Douglas Norrie, a colleague of Ulieru's at the Univ. of Calgary, pointed out that agent- based approaches can optimize manufacturing in several ways, from increasing enterprises' responsiveness to the market's requirements to allocating resources most effectively to increasing the effectiveness of information exchange and feedback.
Like distributed computing, agent technology is undergoing rapid development. The Foundation for Intelligent Physical Agents (FIPA) works on technical standards for agents. Canadian telecommunications company Nortel Networks already has an FIPA-standard system, while British Telecom is working on its own version. The Intelligent Manufacturing Systems Consortium, a group that brings together companies and universities, aims to develop technology useful for industry.
In addition, the National Institute of Standards and Technology (NIST), a branch of the U.S. Dept. of Commerce, is working on a "next-generation testbed" for agents in manufacturing. "We have established it for analyzing and improving agent systems as they apply to manufacturing," said NIST's Nenad Ivezic, who oversees the project. "We are in the final stages of this analysis capability, where various users and research groups will be able to connect to our website, download problems, solutions, and metrics, and do interesting analysis that will hopefully drive further development. This will provide an opportunity to share knowledge and have a tool to test." Holonic technology
One promising means of using agents and distributed computing is holonic technology. Arthur Koestler, the late Hungarian novelist, science writer, and philosopher, defined the idea in terms of living systems. A holon, he said, is an identifiable part of a system that has a unique identity, consists of subordinate parts, and is also part of a larger whole. The Holonic Manufacturing Systems (HMS) consortium, an international group created in the mid-1990s, seeks to translate Koestler's idea into concepts useful for manufacturing.
"The consortium has done a lot of research on the application of intelligent cooperative agents in manufacturing," said Jim Christensen of Rockwell International (Seal Beach, CA). "We're moving into a phase where we want to systematize and standardize the results and show their practical application in realistic, industrially relevant situations. We're working with FIPA to standardize interfaces between agents. That could help to make the FIPA protocols more robust."
After a four-year research study, the HMS consortium has started a three-year phase of developing and testing standards for cooperative agents. "We'll probably see physical installations for testing within 12 to 18 months and actual testing in the 18- to 24-month time frame," Christensen said.

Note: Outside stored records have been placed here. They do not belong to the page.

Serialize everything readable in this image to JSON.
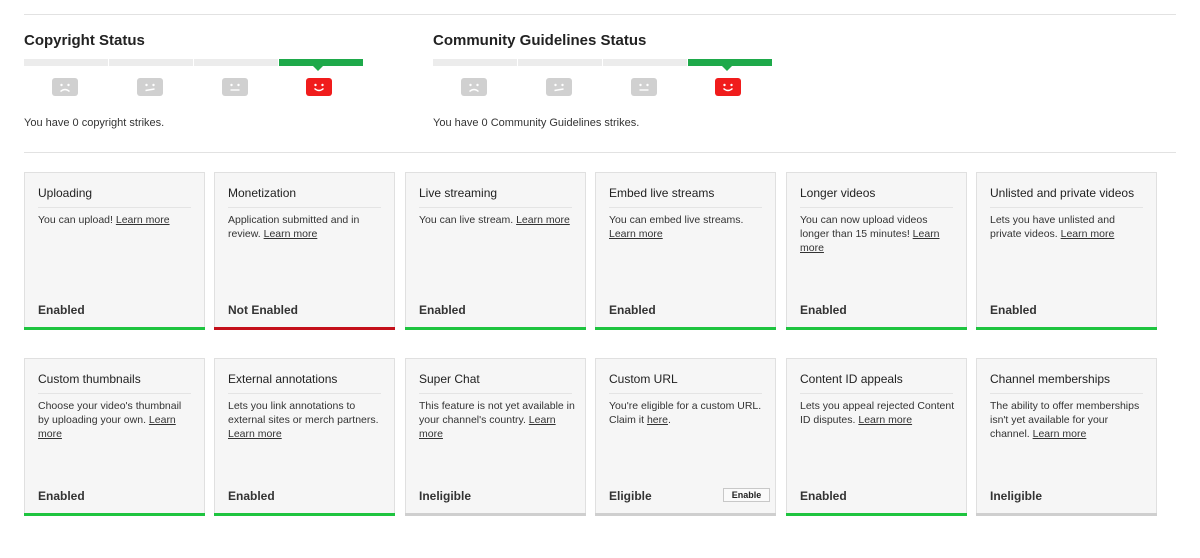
{
  "copyright": {
    "title": "Copyright Status",
    "status_text": "You have 0 copyright strikes.",
    "active_level": 4
  },
  "community": {
    "title": "Community Guidelines Status",
    "status_text": "You have 0 Community Guidelines strikes.",
    "active_level": 4
  },
  "colors": {
    "active_green": "#1ea94a",
    "enabled_bar": "#1ec43f",
    "not_enabled_bar": "#c4101a",
    "ineligible_bar": "#cfcfcf",
    "face_active": "#f01c1c",
    "face_inactive": "#d0d0d0"
  },
  "row1": [
    {
      "title": "Uploading",
      "desc": "You can upload!",
      "link": "Learn more",
      "status": "Enabled",
      "bar": "green"
    },
    {
      "title": "Monetization",
      "desc": "Application submitted and in review.",
      "link": "Learn more",
      "status": "Not Enabled",
      "bar": "red"
    },
    {
      "title": "Live streaming",
      "desc": "You can live stream.",
      "link": "Learn more",
      "status": "Enabled",
      "bar": "green"
    },
    {
      "title": "Embed live streams",
      "desc": "You can embed live streams.",
      "link": "Learn more",
      "status": "Enabled",
      "bar": "green"
    },
    {
      "title": "Longer videos",
      "desc": "You can now upload videos longer than 15 minutes!",
      "link": "Learn more",
      "status": "Enabled",
      "bar": "green"
    },
    {
      "title": "Unlisted and private videos",
      "desc": "Lets you have unlisted and private videos.",
      "link": "Learn more",
      "status": "Enabled",
      "bar": "green"
    }
  ],
  "row2": [
    {
      "title": "Custom thumbnails",
      "desc": "Choose your video's thumbnail by uploading your own.",
      "link": "Learn more",
      "status": "Enabled",
      "bar": "green"
    },
    {
      "title": "External annotations",
      "desc": "Lets you link annotations to external sites or merch partners.",
      "link": "Learn more",
      "status": "Enabled",
      "bar": "green"
    },
    {
      "title": "Super Chat",
      "desc": "This feature is not yet available in your channel's country.",
      "link": "Learn more",
      "status": "Ineligible",
      "bar": "grey"
    },
    {
      "title": "Custom URL",
      "desc": "You're eligible for a custom URL. Claim it",
      "link": "here",
      "suffix": ".",
      "status": "Eligible",
      "bar": "grey",
      "button": "Enable"
    },
    {
      "title": "Content ID appeals",
      "desc": "Lets you appeal rejected Content ID disputes.",
      "link": "Learn more",
      "status": "Enabled",
      "bar": "green"
    },
    {
      "title": "Channel memberships",
      "desc": "The ability to offer memberships isn't yet available for your channel.",
      "link": "Learn more",
      "status": "Ineligible",
      "bar": "grey"
    }
  ]
}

The work has sparked interest beyond the consortium. "We're seeing higher levels of interest as demand for more flexible, lower-cost, higher customization supply chain management manufacturing occurs," Christensen said. "This technology is just beginning to emerge from the research phase into a precompetitive developmental phase."
Illustrating the appeal of Internet-mediated manufacturing, industry giants GE (Fairfield, CT) and Cisco Systems (San Jose, CA) recently joined forces to create GE Cisco Industrial Networks (Charlottesville, VA). The new company, states a joint announcement, "will assess, design, and build network infrastructures for manufacturing plant floor and industrial environments that will that will enable enterprise-wide communication." That, Berry said, "is perhaps the most impressive thing I've seen in the field so far."
A former science editor of Newsweek, Peter Gwynne is a free-lance science writer based in Sandwich, MA.